The production on the actual Darkplace episodes themselves is stunning. From the fake distortion on the dreadful synth-driven Carpenter rip off theme (based on a melody once whistled by Garth Merenghi), to the inability of the actors to actually act, 9th rate special effects, hideous editing, and downright silly and dubious concepts, this is an absolute treat for anyone that is aware of the kind of DTV schlock that I tend to wade through in the vault.
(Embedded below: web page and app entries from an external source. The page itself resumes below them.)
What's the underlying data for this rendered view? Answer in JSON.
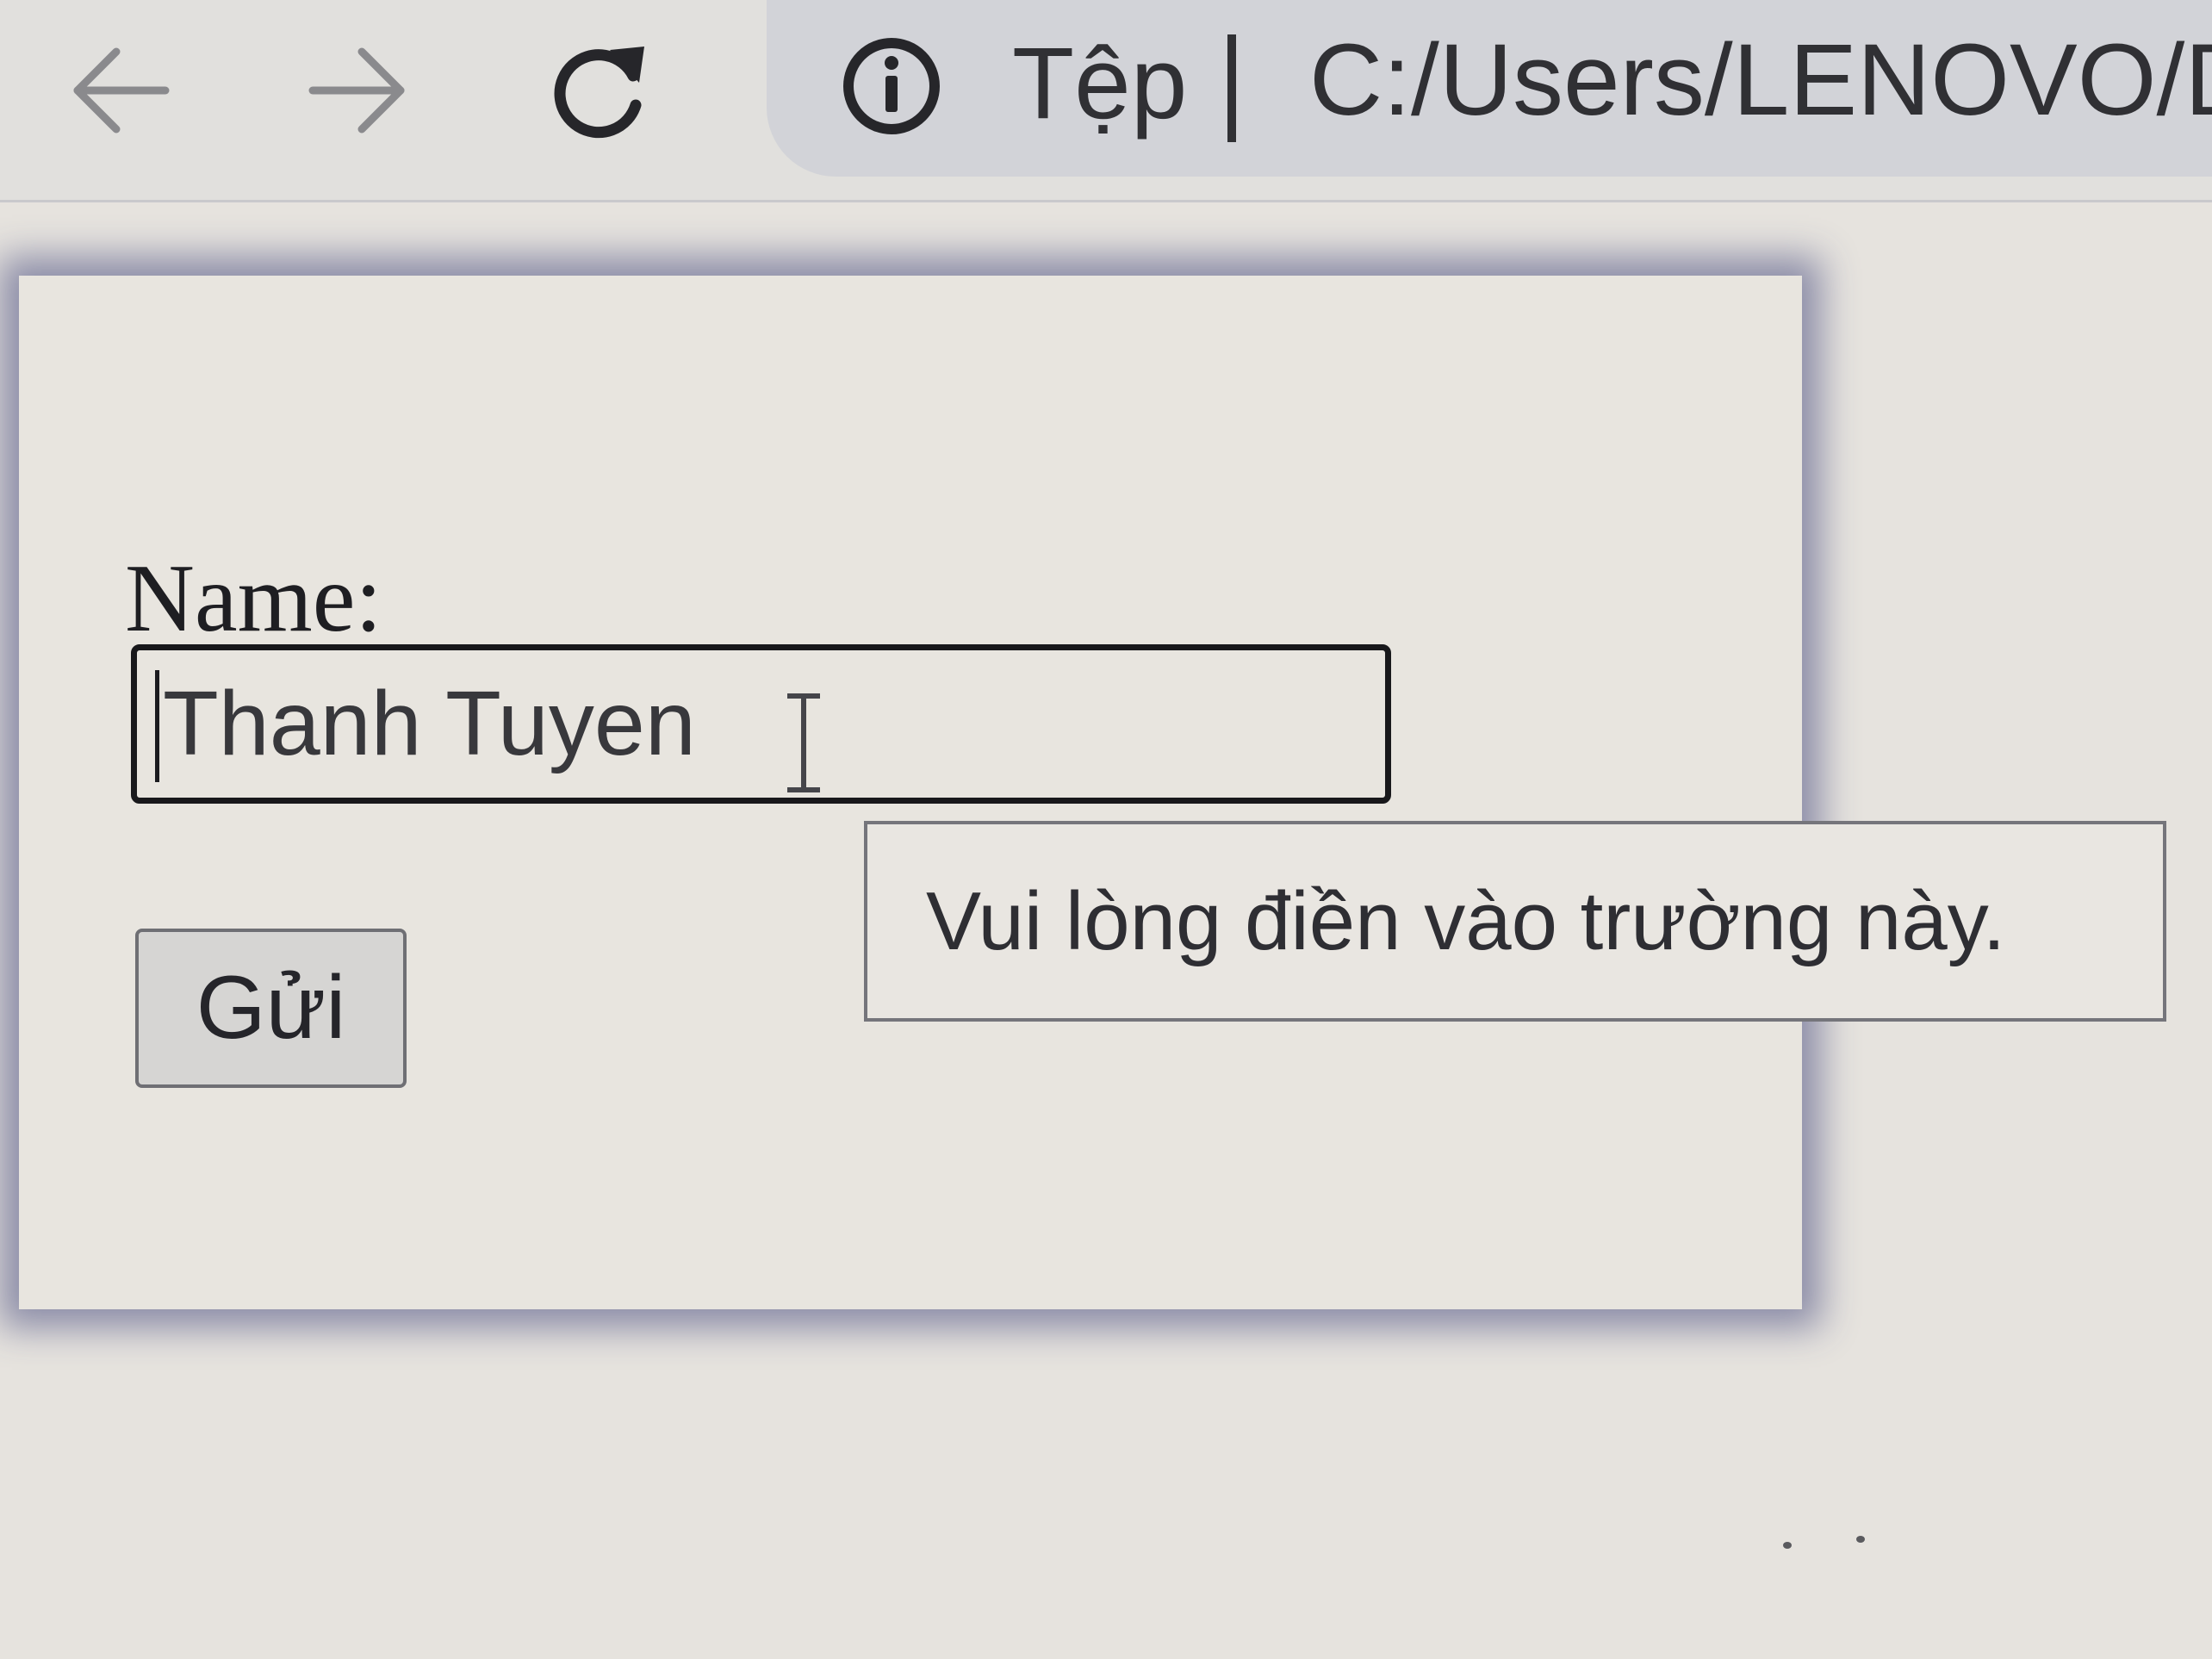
{
  "browser": {
    "back_icon": "arrow-left-icon",
    "forward_icon": "arrow-right-icon",
    "reload_icon": "reload-icon",
    "info_icon": "info-circle-icon",
    "scheme_label": "Tệp",
    "url": "C:/Users/LENOVO/D"
  },
  "form": {
    "name_label": "Name:",
    "name_value": "Thanh Tuyen",
    "submit_label": "Gửi",
    "validation_tooltip": "Vui lòng điền vào trường này."
  },
  "colors": {
    "page_background": "#e6e3de",
    "card_shadow": "#8c8da8",
    "address_bar": "#d2d3d8",
    "input_border": "#18181b"
  }
}
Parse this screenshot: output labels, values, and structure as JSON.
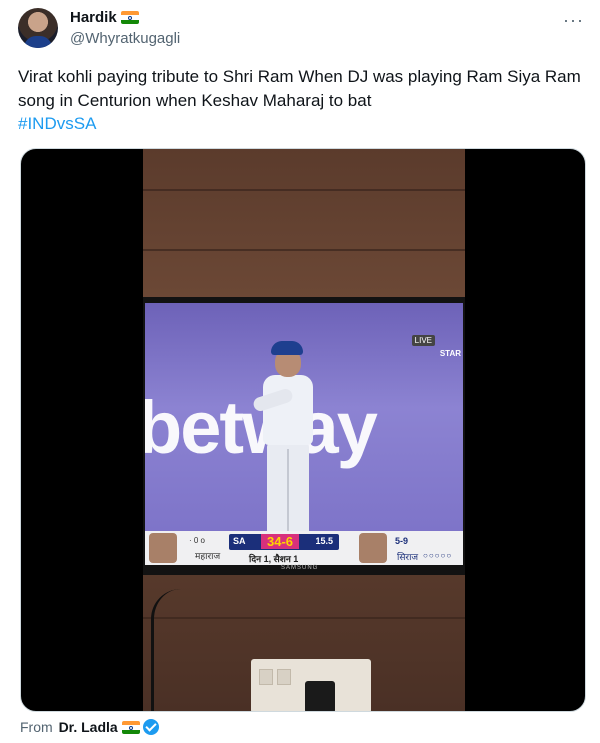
{
  "author": {
    "display_name": "Hardik",
    "handle": "@Whyratkugagli",
    "flag_icon": "india-flag-icon"
  },
  "tweet": {
    "text": "Virat kohli paying tribute to Shri Ram When DJ was playing Ram Siya Ram song in Centurion when Keshav Maharaj to bat",
    "hashtag": "#INDvsSA"
  },
  "menu": {
    "more_label": "···"
  },
  "video_overlay": {
    "board_text": "betway",
    "live_badge": "LIVE",
    "channel_text": "STAR",
    "scorebar": {
      "left_stats": "· 0 o",
      "left_name": "महाराज",
      "team": "SA",
      "score": "34-6",
      "overs": "15.5",
      "session": "दिन 1, सैशन 1",
      "bowler_figures": "5-9",
      "bowler_name": "सिराज",
      "bowler_dots": "○○○○○"
    },
    "tv_brand": "SAMSUNG"
  },
  "source": {
    "prefix": "From",
    "name": "Dr. Ladla"
  },
  "colors": {
    "link": "#1d9bf0",
    "secondary_text": "#536471",
    "primary_text": "#0f1419"
  }
}
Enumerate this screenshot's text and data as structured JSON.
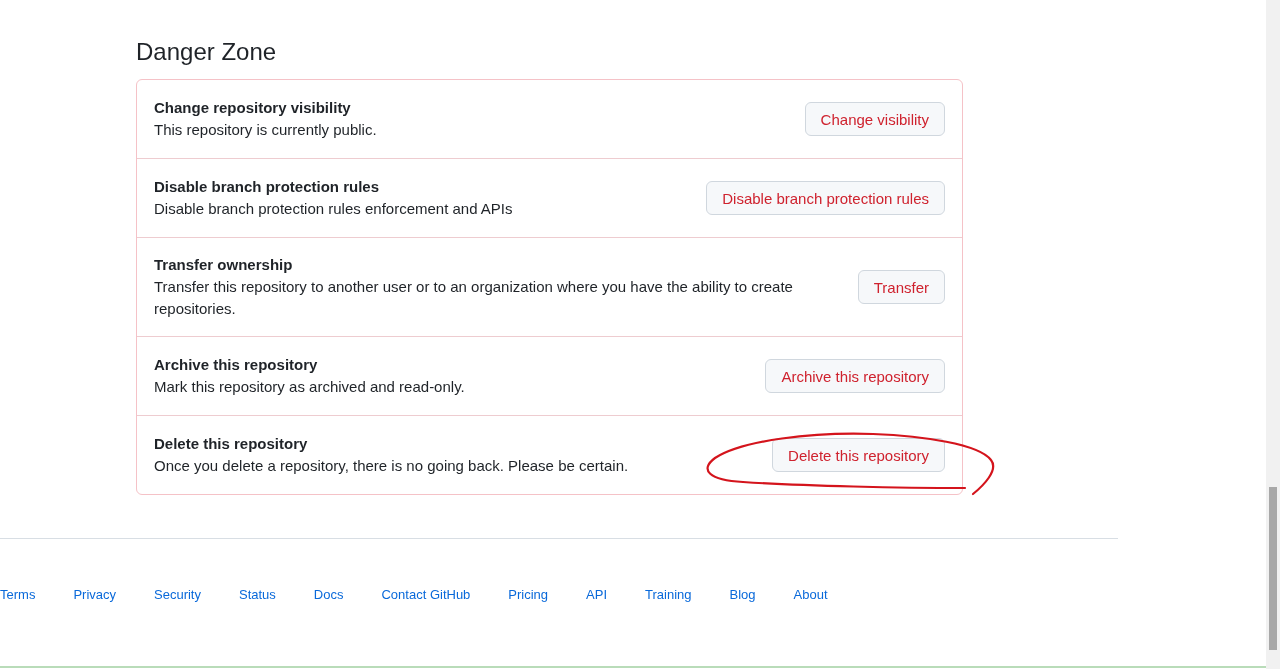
{
  "section_title": "Danger Zone",
  "rows": [
    {
      "title": "Change repository visibility",
      "description": "This repository is currently public.",
      "button": "Change visibility"
    },
    {
      "title": "Disable branch protection rules",
      "description": "Disable branch protection rules enforcement and APIs",
      "button": "Disable branch protection rules"
    },
    {
      "title": "Transfer ownership",
      "description": "Transfer this repository to another user or to an organization where you have the ability to create repositories.",
      "button": "Transfer"
    },
    {
      "title": "Archive this repository",
      "description": "Mark this repository as archived and read-only.",
      "button": "Archive this repository"
    },
    {
      "title": "Delete this repository",
      "description": "Once you delete a repository, there is no going back. Please be certain.",
      "button": "Delete this repository"
    }
  ],
  "footer_links": [
    "Terms",
    "Privacy",
    "Security",
    "Status",
    "Docs",
    "Contact GitHub",
    "Pricing",
    "API",
    "Training",
    "Blog",
    "About"
  ]
}
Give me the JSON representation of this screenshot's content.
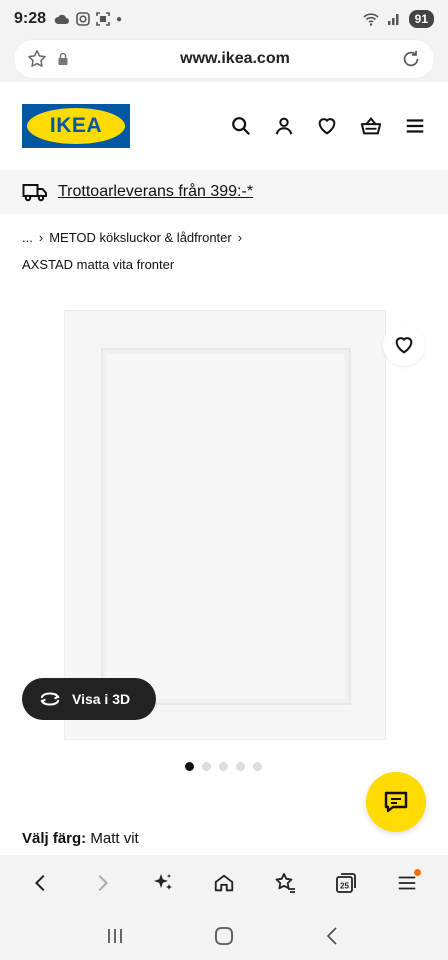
{
  "status": {
    "time": "9:28",
    "battery": "91"
  },
  "browser": {
    "url": "www.ikea.com",
    "tabs_count": "25"
  },
  "header": {
    "logo_text": "IKEA"
  },
  "delivery": {
    "text": "Trottoarleverans från 399:-*"
  },
  "breadcrumb": {
    "ellipsis": "...",
    "sep": "›",
    "category": "METOD köksluckor & lådfronter"
  },
  "product": {
    "subtitle": "AXSTAD matta vita fronter",
    "view3d_label": "Visa i 3D",
    "images_count": 5,
    "active_image": 1
  },
  "color": {
    "label": "Välj färg:",
    "value": "Matt vit"
  },
  "colors": {
    "ikea_blue": "#0058a3",
    "ikea_yellow": "#ffdb00"
  }
}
More than that, though, it’s actually funny in its own right. Two episodes leap to mind. The first is Hell Hath No Fury, where Asher develops telekinetic powers in a flagrant Carrie rip off. This episode is absolutely overburdened with misogynistic jokes, and Garth ruefully observes that you couldn’t get away with that kind of thing nowadays. The second, and probably the best episode, is The Scotch Mist, where in a nod to The Fog, an evil “mist” rolls in hiding supernatural stereotype Scotsmen seeking vengeance on Dagless for saying some disparaging remarks while in Scotland. Even Garth acknowledges that they may have gone too far with this one, but we’ve come a long way and if an Englishman and a Scot meet up now there’s “only 50% chance of a stabbing”. The lengths the cast go in the interviews to try to explain that it isn’t racist, instead being about tolerance, despite all appearances to the contrary, is absolutely hilarious.
Darkplace is gold. If you haven’t seen it, dig it out, because I promise you will howl with laughter. How can you not when a series contains lines such as “My bonce having been knocked, I fell into a strange fantastical dream, rich in imaginative imagery. I found myself alone in a primitive land where phantasm, spelt with PH not an F, abounded. I turned one way. Then the other. Then back. Then forward. Then I saw myself as a monkey.” Or ” I ran the only way I knew how. By placing one leg in front of the other in quick succession.” Or even “An eternal story of love and loss, set against the backdrop of an abortive alien invasion. Though you don’t actually find out it’s abortive till the end of the show. It’s my Romeo and Juliet, but less whiny.”
Anyway, where else are you going to see a shoddy looking half boy half grasshopper attempt to play badminton with a grown adult who’s taking it far too seriously?
That’s it for this installment, but I’ll be back with more soon.
Check out all the episodes of Garth Merenghi’s Darkplace embedded below:
Once Upon a Beginning:
Hell Hath Fury:
Skipper the Eyechild:
The Apes of Wrath:
The Scotch Mist:
The Creeping Moss from the Shores of Shuggoth:
Darkplace: Horrificata Illuminata: (from the DVD extras)